How Time Determines Muscle Efficiency and Response
This article was originally published in the Northwestern University Feinberg School of Medicine News Center.
Northwestern Medicine scientists have discovered circadian clocks in muscle tissue that control the muscle’s metabolic response and energy efficiency depending on the time of day. The finding sheds light on the time-of-day differences in muscle’s ability to adapt to exercise and use oxygen for energy.
All cells in the body, including those in muscle, contain a clock that regulates how cells adapt to changes in the environment and activity across the 24-hour day. Muscle cells are more efficient during normal waking hours, the study found.
“Oxygen and the internal clock are doing a dance together inside muscle cells to produce energy, and the time of day determines how well that dance is synchronized,” said Joseph Bass, MD, PhD, chief and Charles F. Kettering Professor of Endocrinology in the Department of Medicine. “The capacity for a cell to perform its most important functions, to contract, will vary according to the time of day.”
More research is needed before the finding can be translated into workout advice.
“We’re not saying we can tell athletes when they should work out,” said Bass, who is also a member of the Robert H. Lurie Comprehensive Cancer Center of Northwestern University. “But in the future, perhaps, you may be able to take advantage of these insights to optimize muscle function.”
Clara Bien Peek, PhD, the first author and a research assistant professor of Medicine in the Division of Endocrinology, spearheaded the work on muscle and timing.
New Ways to Control Oxygen Response
“In the future, we may discover new ways to manipulate the oxygen response of the cell by resetting the clock,” Bass said. He noted drugs are available that can manipulate the internal clock in cells.
“If we can optimize muscle function,” he said, “It’s also a critical step in understanding how to impact glucose metabolism in diabetes.”
Diabetes is characterized by a failure of muscle to consume glucose, which in turn controls blood sugar levels. Strengthening the muscle clock may provide a new way to eliminate excess glucose and treat diabetes.
The scientists tested their theories about the internal clock in muscle cells because those cells are particularly dependent on oxygen for contraction and metabolism.
“We wanted to determine the rules that interconnect clocks with the physiological use of oxygen,” Bass said. “We believe that studying muscle can provide us with the rules of how clocks govern response to oxygen, and we would like to test these principles in a variety of conditions.”

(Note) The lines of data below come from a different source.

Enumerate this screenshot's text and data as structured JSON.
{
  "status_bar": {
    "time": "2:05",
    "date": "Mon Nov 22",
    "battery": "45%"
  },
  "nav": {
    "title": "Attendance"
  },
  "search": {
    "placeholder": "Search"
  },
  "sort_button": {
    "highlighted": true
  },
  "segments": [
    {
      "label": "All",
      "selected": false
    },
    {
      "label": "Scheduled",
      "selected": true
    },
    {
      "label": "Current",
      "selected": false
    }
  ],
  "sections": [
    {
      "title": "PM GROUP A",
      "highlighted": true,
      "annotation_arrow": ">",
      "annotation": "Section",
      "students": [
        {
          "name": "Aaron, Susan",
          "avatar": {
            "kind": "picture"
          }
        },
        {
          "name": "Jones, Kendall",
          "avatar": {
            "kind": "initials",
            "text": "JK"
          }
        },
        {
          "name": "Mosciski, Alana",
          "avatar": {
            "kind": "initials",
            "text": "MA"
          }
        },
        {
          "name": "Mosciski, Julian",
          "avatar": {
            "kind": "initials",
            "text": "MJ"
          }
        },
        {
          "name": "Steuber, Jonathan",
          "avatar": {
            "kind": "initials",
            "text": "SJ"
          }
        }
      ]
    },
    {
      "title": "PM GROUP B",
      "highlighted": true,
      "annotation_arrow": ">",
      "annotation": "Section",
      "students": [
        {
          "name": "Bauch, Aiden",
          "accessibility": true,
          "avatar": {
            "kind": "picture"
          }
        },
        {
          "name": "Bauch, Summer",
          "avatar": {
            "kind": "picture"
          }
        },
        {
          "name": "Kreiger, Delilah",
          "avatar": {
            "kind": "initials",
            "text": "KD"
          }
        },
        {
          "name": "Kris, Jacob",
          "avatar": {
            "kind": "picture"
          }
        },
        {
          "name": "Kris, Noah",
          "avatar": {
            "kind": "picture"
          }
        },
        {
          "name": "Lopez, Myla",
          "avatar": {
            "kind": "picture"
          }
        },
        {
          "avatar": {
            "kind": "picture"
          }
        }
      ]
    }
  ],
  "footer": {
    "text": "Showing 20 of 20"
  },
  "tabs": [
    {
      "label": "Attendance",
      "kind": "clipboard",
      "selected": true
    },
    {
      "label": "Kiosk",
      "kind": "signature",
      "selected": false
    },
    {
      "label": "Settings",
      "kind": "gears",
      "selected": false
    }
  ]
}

The research has implications beyond muscle cells because oxygen response is important in all cells. In particular, the deprivation of oxygen is a key factor in heart attacks and in cancer, in which the depletion of oxygen curiously enables cancer cells to grow.